It goes without saying that millennials have led the evolution of workplace technology. Disparate devices, such as desktops and desk phones, are slowly being replaced by mobile devices that can do the work of both gadgets—and more. But it's not just the devices that millennials use to do work—it's also the ways in which they're doing their jobs.
1. The transition to a United States millennial-dominated workforce will happen, and pretty quickly. 2020 will see half of the nation's workforce be made up of folks born after 1980. (U.S. Bureau of Labor Statistics) (Tweet this)
2. It doesn't end there. Exponential change in the makeup of the workforce will be truly realized following 2020, and that number will increase to 75 percent by 2025. (U.S. Bureau of Labor Statistics) (Tweet this)
3. SMS messaging will continue to become omnipresent among the adult population. According to Experian, adults aged 18-24 send and receive 128 text messages per day. Those 55+? 16. That's 1/8th of the former figure. (Experian) (Tweet this)
4. In the value of workplace tools, mobility is key—74 percent of companies have begun to issue laptops to employees. Meanwhile, 71 percent of organizations have done the same with smartphones. (Frost & Sullivan) (Tweet this)

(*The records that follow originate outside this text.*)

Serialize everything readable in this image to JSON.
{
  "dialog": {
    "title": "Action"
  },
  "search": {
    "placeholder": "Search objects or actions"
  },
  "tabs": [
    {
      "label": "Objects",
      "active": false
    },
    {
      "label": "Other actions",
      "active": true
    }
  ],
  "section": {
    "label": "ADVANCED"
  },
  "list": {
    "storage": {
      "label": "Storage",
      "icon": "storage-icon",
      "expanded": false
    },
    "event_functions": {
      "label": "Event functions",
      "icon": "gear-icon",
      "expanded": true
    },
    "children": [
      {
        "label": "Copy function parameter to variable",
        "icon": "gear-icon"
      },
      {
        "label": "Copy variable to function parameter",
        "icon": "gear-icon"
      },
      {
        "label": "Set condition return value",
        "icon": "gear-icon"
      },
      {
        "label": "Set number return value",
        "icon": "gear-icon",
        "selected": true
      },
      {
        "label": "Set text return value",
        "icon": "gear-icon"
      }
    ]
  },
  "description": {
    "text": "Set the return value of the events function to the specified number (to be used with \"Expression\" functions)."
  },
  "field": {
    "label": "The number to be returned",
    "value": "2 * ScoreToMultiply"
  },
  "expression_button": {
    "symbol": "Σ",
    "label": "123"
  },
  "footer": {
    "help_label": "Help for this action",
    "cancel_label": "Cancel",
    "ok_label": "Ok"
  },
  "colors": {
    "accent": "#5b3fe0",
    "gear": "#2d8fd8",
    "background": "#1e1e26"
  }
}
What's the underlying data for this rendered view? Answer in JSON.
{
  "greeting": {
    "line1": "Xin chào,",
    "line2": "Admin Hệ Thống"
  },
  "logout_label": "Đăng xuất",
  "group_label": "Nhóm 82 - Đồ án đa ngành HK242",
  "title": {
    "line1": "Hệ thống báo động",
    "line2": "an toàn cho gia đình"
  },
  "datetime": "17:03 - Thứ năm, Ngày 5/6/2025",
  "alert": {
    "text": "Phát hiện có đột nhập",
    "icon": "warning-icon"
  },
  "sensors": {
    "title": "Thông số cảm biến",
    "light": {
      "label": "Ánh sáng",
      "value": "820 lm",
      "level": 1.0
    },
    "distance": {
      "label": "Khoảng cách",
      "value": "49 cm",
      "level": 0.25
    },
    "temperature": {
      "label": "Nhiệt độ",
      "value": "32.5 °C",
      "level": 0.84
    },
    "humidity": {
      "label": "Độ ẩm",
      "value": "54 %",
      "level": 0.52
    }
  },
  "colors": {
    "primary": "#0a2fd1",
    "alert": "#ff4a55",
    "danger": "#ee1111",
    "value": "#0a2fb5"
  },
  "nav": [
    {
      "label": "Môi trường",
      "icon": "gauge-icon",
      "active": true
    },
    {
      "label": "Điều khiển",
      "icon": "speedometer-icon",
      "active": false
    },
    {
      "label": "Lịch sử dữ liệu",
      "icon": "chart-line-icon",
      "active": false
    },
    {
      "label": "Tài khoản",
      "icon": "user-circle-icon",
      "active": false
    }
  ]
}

5. Mobility has forced a shift in the physical landscape of the United States workplace, too. In fact, 38 percent of employees define themselves as either mobile or remote workers. (Frost & Sullivan) (Tweet this)
6. Mobility isn't just changing the way that millennials work—it's also significant in the way they consume: 39 percent of millennials will stay loyal to a particular brand or product that appears to be in tune with technology, as opposed to one that is not. (Annalect) (Tweet this)
7. With that in mind, technology has given businesses without "brand names" a significant amount of leverage that they previously didn't have. In fact, over half (52 percent) of millennials cite technology as the paramount consideration in choosing a product, signifying the beginning of a shift in how we consume as a society. (Annalect) (Tweet this)